Dejected, we made our way back to the car. My phone rang. Seeing that it was Kyle, I picked up. “Hey, you didn’t miss much. The mausoleum isn’t even here anymore.”

“Just gone?” He whistled softly. “Damn. Well, that complicates things. You didn’t see anything at all?”

“Nah, nothing but a bit of foundation. But we met Father Yeung. He says it’s a garden tool shed and thanked me for letting him know that the stuff inside was stolen. It was empty when I looked inside it yesterday, other than the angel statue.”

“You mean someone stole from the shed that isn’t there anymore. Did they steal the shed, too?” Kyle asked.

“Well, it was foggy. I must have gotten lost or something, found a different mausoleum.” I rolled my eyes.

“Please tell me you don’t believe that, yeah?” Kyle said.

I glanced at Juan, who met my gaze with a flat one of his own. “Not a chance. He wouldn’t tell me where the shed really is, either.”

“You’ll have to check later. Maybe if it gets foggy again.”

“I guess.” The thought made me nauseous. I didn’t really want to go back in that strange fog. I wondered, though. Neither Uncle Frank nor Aunt Liz were the kind of people I’d think were suicidal. Did this have something to do with that? That thought gave the nausea a good stir, but once the idea had curled up in the back of my brain, it stuck around like a particularly lazy cat.

“Anyway, good news.”

“Oh yeah, great news. I—”

“Not that!” I could almost see Kyle squirming in his wheelchair. “I’ve found you a tutor. Like, for necromancy. They’re a couple, actually, and they say they’d love to meet ya. Pretty cool, yeah? Maybe now you’ll actually be able to do more than menace fruit with your powers.”

It took me a second to register what he said. My mouth went dry. “That’s—that’s awesome. I guess.”

“I thought so,” Kyle seemed oblivious to the dullness of my tone. “So I let them know you’re free Tuesday.”

My heart skipped a beat. “Wait, what? You didn’t.”

“You have no idea how much I’ve had to do to find these guys. Martin said he’s free, so drop by and at least see what’s up.”
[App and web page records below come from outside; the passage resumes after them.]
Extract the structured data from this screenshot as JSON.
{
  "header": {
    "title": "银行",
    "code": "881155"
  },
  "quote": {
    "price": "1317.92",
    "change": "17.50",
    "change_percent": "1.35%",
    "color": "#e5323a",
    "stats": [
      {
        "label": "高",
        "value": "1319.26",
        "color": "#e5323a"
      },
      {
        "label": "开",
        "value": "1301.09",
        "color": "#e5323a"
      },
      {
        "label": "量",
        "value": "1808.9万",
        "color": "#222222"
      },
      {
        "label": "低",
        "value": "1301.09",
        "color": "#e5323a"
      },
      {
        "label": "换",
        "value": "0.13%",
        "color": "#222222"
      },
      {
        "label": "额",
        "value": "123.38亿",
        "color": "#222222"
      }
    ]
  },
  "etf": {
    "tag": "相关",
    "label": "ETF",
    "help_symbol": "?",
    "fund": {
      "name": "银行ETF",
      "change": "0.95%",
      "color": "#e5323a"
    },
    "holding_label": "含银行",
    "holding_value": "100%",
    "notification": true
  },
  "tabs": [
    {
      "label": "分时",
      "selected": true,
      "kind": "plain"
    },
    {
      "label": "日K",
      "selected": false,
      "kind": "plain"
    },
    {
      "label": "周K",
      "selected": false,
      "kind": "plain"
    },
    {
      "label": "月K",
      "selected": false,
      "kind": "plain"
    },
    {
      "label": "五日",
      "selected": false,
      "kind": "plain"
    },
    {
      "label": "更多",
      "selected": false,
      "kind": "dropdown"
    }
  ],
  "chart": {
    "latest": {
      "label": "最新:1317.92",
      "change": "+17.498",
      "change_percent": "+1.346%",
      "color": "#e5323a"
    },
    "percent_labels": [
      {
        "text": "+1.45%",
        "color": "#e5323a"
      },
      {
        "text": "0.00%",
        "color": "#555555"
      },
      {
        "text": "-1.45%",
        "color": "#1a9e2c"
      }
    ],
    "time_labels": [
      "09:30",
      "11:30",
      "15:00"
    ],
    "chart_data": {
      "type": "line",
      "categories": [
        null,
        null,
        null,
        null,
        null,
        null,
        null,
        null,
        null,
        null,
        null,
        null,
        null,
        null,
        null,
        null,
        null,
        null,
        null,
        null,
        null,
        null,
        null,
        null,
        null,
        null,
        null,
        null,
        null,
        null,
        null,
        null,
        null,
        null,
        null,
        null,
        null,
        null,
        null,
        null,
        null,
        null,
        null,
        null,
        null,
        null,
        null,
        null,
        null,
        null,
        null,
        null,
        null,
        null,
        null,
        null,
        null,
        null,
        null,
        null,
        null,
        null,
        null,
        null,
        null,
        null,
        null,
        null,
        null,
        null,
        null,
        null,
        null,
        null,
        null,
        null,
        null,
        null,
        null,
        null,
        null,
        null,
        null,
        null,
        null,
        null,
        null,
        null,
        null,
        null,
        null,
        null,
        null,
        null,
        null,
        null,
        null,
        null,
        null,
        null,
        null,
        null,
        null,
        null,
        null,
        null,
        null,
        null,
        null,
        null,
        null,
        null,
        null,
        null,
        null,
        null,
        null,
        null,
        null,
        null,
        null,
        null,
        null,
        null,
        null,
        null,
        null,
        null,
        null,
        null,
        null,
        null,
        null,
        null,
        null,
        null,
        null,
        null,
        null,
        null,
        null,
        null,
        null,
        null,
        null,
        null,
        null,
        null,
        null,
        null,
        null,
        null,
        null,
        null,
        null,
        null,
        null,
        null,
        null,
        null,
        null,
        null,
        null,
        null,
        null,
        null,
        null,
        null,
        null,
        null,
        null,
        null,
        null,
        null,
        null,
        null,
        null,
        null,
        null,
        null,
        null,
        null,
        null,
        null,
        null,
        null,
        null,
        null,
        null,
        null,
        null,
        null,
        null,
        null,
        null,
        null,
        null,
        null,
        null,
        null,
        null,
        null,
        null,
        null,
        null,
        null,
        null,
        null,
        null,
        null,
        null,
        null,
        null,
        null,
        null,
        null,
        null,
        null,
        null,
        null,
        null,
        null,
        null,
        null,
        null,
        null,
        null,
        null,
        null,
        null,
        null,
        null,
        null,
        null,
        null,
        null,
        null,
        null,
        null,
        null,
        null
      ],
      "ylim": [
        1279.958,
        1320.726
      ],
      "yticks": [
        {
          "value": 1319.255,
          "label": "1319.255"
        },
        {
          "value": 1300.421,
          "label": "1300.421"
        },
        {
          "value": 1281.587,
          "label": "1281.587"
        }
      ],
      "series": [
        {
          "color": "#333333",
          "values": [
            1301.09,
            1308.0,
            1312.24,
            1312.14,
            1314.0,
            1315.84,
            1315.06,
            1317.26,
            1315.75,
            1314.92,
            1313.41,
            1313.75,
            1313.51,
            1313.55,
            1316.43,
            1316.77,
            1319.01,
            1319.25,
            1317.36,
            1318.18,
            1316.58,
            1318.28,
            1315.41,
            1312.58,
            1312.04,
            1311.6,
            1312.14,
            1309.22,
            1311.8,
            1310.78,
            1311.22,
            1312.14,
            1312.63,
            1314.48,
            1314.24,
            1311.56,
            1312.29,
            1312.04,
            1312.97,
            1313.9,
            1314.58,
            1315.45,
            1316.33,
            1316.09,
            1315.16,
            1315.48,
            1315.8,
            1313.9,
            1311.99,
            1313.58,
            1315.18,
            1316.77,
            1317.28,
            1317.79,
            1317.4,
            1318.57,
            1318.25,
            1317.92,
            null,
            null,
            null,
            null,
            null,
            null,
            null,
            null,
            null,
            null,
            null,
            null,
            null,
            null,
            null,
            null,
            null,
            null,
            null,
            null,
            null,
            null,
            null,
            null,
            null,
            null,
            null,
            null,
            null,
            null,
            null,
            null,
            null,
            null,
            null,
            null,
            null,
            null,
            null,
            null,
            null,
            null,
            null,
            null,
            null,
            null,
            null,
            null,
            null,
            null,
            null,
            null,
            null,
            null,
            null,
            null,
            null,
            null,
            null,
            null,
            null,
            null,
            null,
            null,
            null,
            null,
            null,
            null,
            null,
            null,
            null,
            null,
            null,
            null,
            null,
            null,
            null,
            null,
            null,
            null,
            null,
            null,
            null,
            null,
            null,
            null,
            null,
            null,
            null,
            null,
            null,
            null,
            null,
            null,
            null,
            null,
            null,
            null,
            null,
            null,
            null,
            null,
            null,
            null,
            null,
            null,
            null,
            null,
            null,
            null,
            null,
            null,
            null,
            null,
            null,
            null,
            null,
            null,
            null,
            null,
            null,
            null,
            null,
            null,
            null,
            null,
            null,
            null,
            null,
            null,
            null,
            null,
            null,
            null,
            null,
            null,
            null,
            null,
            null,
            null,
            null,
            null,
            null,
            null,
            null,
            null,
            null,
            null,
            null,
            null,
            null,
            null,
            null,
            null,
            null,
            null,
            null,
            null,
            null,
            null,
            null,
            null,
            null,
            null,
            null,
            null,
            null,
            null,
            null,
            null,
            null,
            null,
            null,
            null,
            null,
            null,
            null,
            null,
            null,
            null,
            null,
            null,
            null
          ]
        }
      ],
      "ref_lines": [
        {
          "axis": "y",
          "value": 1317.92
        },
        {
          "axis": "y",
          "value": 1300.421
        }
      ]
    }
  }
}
I thought back to the mausoleum and what I’d seen. Heaving a slow breath, conscious of Cassie and Juan watching me, I said, “Okay, okay. What’s the worst that could happen?”

I really should have known how stupid that question would be. But hey—spoilers.